My sister would pull her hair out on Christmas day when my son got He-Man (or that year’s trending male action figure) and her daughters got She Ra (female action figure) and all three fought over who would play with He Man, leaving She Ra ignored under the tree.
I understood perfectly. Beth advanced through the ranks of a male dominated government agency, with more hands on her knees or brushing her body  than the rabbits that overran Australia. I worked with a well known social justice organization and watched the men, when the female organizers ask how they could help, say, “Get coffee.” Or tell the lesbians who worked with us, “one night with a man and you’ll think differently.” During staff meetings.
I listened to feminists and radicals argue about female superheroes (and their costumes) through the eighties, nineties, and all of this century.
Here’s my take after pondering for forty years:
Superpowered women make great role models so long as the stories show the diminishment of their power when they remove their costumes. “Jesus, Diana, you didn’t bring coffee? Sure you’re our boss. But that’s a formality. We still make the decisions around here.” What can those stories teach young women about empowerment without a costume?
If a woman wants to wear a sexy superhero costume because she believes it makes her look attractive, shut the fuck up. It’s her choice. We want to give women the choice over health care and abortion, but not to wear tights?
If a man comes home with a superhero costume and tells her to wear it, and she doesn’t want to, it’s still her choice.

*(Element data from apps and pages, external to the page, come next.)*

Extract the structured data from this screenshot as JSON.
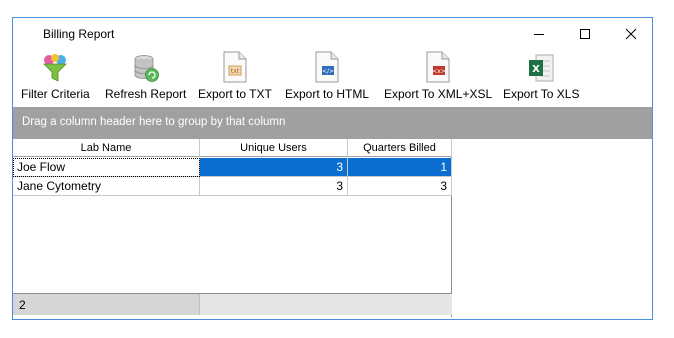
{
  "window": {
    "title": "Billing Report"
  },
  "toolbar": {
    "filter_label": "Filter Criteria",
    "refresh_label": "Refresh Report",
    "export_txt_label": "Export to TXT",
    "export_html_label": "Export to HTML",
    "export_xml_label": "Export To XML+XSL",
    "export_xls_label": "Export To XLS"
  },
  "groupbar": {
    "hint": "Drag a column header here to group by that column"
  },
  "grid": {
    "columns": [
      "Lab Name",
      "Unique Users",
      "Quarters Billed"
    ],
    "rows": [
      {
        "lab_name": "Joe Flow",
        "unique_users": "3",
        "quarters_billed": "1"
      },
      {
        "lab_name": "Jane Cytometry",
        "unique_users": "3",
        "quarters_billed": "3"
      }
    ],
    "footer_count": "2"
  },
  "colors": {
    "window_border": "#4a90d9",
    "group_bar": "#a0a0a0",
    "selection": "#0a6ed1",
    "footer": "#e6e6e6"
  },
  "icons": [
    "funnel-icon",
    "database-refresh-icon",
    "txt-file-icon",
    "html-file-icon",
    "xml-file-icon",
    "excel-file-icon",
    "minimize-icon",
    "maximize-icon",
    "close-icon"
  ]
}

If it pisses him off, it’s time for counseling or to go their separate ways.
 I’m sure they were just mentoring gestures. That’s what they told Beth.